SUPPLIED MATERIAL:

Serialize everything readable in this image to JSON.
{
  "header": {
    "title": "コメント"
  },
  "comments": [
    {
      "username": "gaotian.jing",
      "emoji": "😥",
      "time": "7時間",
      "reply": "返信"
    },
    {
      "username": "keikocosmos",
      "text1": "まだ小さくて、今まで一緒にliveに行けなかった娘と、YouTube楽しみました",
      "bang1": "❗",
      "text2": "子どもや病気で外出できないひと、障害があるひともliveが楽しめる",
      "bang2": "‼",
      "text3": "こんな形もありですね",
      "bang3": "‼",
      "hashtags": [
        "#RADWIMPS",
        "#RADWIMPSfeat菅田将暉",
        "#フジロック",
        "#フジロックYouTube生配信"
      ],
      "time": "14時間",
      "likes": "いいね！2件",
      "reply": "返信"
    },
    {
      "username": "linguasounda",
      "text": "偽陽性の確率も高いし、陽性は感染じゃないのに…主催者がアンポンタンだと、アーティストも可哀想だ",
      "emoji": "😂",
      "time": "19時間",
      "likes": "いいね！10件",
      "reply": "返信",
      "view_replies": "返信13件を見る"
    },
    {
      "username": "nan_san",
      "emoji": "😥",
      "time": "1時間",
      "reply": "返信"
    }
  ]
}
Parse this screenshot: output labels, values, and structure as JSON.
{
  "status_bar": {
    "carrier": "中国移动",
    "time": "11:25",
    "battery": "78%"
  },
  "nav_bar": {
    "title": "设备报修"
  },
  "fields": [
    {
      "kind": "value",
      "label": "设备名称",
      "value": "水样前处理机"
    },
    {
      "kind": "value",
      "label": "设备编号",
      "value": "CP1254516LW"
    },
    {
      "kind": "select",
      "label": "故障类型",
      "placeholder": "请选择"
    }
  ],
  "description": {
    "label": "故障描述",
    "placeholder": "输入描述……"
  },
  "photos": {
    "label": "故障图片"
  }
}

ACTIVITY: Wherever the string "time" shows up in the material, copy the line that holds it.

WRITTEN RESPONSE:
      "time": "7時間",
      "time": "14時間",
      "time": "19時間",
      "time": "1時間",
    "time": "11:25",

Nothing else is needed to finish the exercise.